= RECORDS TO PROCESS =
══════════════════════════════
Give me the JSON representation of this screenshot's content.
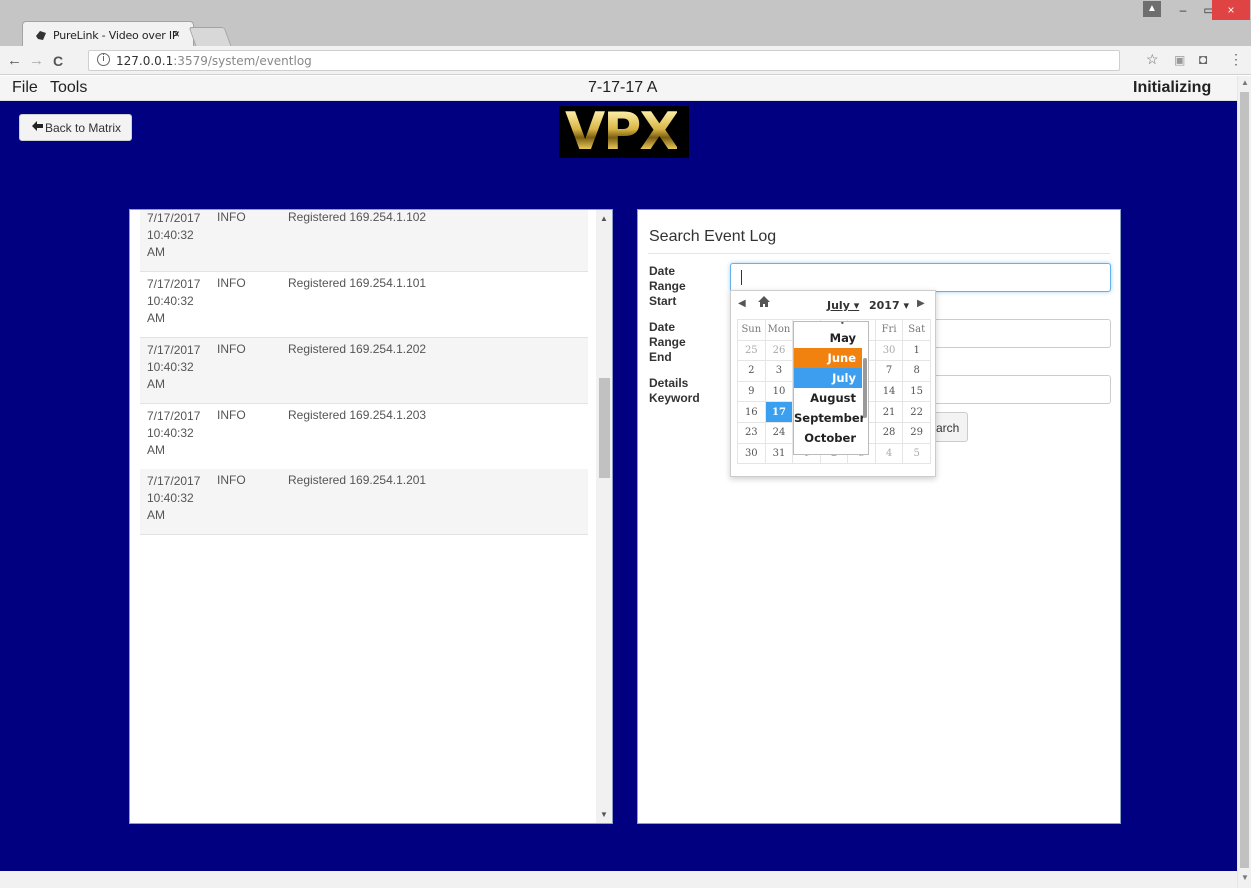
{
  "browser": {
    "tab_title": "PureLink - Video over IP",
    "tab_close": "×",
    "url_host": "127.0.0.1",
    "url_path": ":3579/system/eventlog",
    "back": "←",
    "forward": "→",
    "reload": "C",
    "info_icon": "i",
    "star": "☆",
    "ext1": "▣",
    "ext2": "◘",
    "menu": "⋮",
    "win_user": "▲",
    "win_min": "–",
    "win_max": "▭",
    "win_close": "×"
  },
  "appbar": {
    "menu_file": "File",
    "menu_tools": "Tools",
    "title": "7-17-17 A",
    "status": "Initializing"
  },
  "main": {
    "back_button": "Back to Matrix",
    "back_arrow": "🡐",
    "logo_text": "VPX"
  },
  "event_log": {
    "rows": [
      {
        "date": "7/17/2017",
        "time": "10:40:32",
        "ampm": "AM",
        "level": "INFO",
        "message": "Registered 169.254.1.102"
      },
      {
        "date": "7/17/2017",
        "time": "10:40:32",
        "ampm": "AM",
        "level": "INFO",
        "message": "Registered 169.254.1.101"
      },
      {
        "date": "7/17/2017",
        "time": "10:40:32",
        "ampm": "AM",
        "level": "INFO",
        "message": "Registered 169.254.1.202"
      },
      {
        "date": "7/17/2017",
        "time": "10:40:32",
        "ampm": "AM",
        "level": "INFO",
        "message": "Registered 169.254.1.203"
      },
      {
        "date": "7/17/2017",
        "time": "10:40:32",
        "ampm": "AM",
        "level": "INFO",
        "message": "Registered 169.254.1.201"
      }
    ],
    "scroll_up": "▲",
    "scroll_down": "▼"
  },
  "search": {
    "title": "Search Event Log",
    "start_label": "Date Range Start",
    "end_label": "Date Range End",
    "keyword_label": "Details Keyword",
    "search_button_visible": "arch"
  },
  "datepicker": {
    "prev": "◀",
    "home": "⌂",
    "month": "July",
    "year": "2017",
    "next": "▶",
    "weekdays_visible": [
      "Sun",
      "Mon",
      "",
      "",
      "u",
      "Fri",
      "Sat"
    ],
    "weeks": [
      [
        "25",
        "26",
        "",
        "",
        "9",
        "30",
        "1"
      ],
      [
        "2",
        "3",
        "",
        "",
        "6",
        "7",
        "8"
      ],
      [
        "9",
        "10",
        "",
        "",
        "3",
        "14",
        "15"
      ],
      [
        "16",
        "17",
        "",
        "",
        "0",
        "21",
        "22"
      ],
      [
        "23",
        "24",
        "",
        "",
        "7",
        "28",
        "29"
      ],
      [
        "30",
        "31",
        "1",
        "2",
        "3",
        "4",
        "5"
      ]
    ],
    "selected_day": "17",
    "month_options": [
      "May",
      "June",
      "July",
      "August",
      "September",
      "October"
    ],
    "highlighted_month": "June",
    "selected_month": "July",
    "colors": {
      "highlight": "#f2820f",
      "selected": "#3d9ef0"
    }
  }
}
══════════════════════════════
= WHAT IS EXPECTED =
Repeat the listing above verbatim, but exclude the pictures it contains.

= REPLY TO THE EXERCISE =
Give me the JSON representation of this screenshot's content.
{
  "browser": {
    "tab_title": "PureLink - Video over IP",
    "tab_close": "×",
    "url_host": "127.0.0.1",
    "url_path": ":3579/system/eventlog",
    "back": "←",
    "forward": "→",
    "reload": "C",
    "info_icon": "i",
    "star": "☆",
    "ext1": "▣",
    "ext2": "◘",
    "menu": "⋮",
    "win_user": "▲",
    "win_min": "–",
    "win_max": "▭",
    "win_close": "×"
  },
  "appbar": {
    "menu_file": "File",
    "menu_tools": "Tools",
    "title": "7-17-17 A",
    "status": "Initializing"
  },
  "main": {
    "back_button": "Back to Matrix",
    "back_arrow": "🡐",
    "logo_text": "VPX"
  },
  "event_log": {
    "rows": [
      {
        "date": "7/17/2017",
        "time": "10:40:32",
        "ampm": "AM",
        "level": "INFO",
        "message": "Registered 169.254.1.102"
      },
      {
        "date": "7/17/2017",
        "time": "10:40:32",
        "ampm": "AM",
        "level": "INFO",
        "message": "Registered 169.254.1.101"
      },
      {
        "date": "7/17/2017",
        "time": "10:40:32",
        "ampm": "AM",
        "level": "INFO",
        "message": "Registered 169.254.1.202"
      },
      {
        "date": "7/17/2017",
        "time": "10:40:32",
        "ampm": "AM",
        "level": "INFO",
        "message": "Registered 169.254.1.203"
      },
      {
        "date": "7/17/2017",
        "time": "10:40:32",
        "ampm": "AM",
        "level": "INFO",
        "message": "Registered 169.254.1.201"
      }
    ],
    "scroll_up": "▲",
    "scroll_down": "▼"
  },
  "search": {
    "title": "Search Event Log",
    "start_label": "Date Range Start",
    "end_label": "Date Range End",
    "keyword_label": "Details Keyword",
    "search_button_visible": "arch"
  },
  "datepicker": {
    "prev": "◀",
    "home": "⌂",
    "month": "July",
    "year": "2017",
    "next": "▶",
    "weekdays_visible": [
      "Sun",
      "Mon",
      "",
      "",
      "u",
      "Fri",
      "Sat"
    ],
    "weeks": [
      [
        "25",
        "26",
        "",
        "",
        "9",
        "30",
        "1"
      ],
      [
        "2",
        "3",
        "",
        "",
        "6",
        "7",
        "8"
      ],
      [
        "9",
        "10",
        "",
        "",
        "3",
        "14",
        "15"
      ],
      [
        "16",
        "17",
        "",
        "",
        "0",
        "21",
        "22"
      ],
      [
        "23",
        "24",
        "",
        "",
        "7",
        "28",
        "29"
      ],
      [
        "30",
        "31",
        "1",
        "2",
        "3",
        "4",
        "5"
      ]
    ],
    "selected_day": "17",
    "month_options": [
      "May",
      "June",
      "July",
      "August",
      "September",
      "October"
    ],
    "highlighted_month": "June",
    "selected_month": "July",
    "colors": {
      "highlight": "#f2820f",
      "selected": "#3d9ef0"
    }
  }
}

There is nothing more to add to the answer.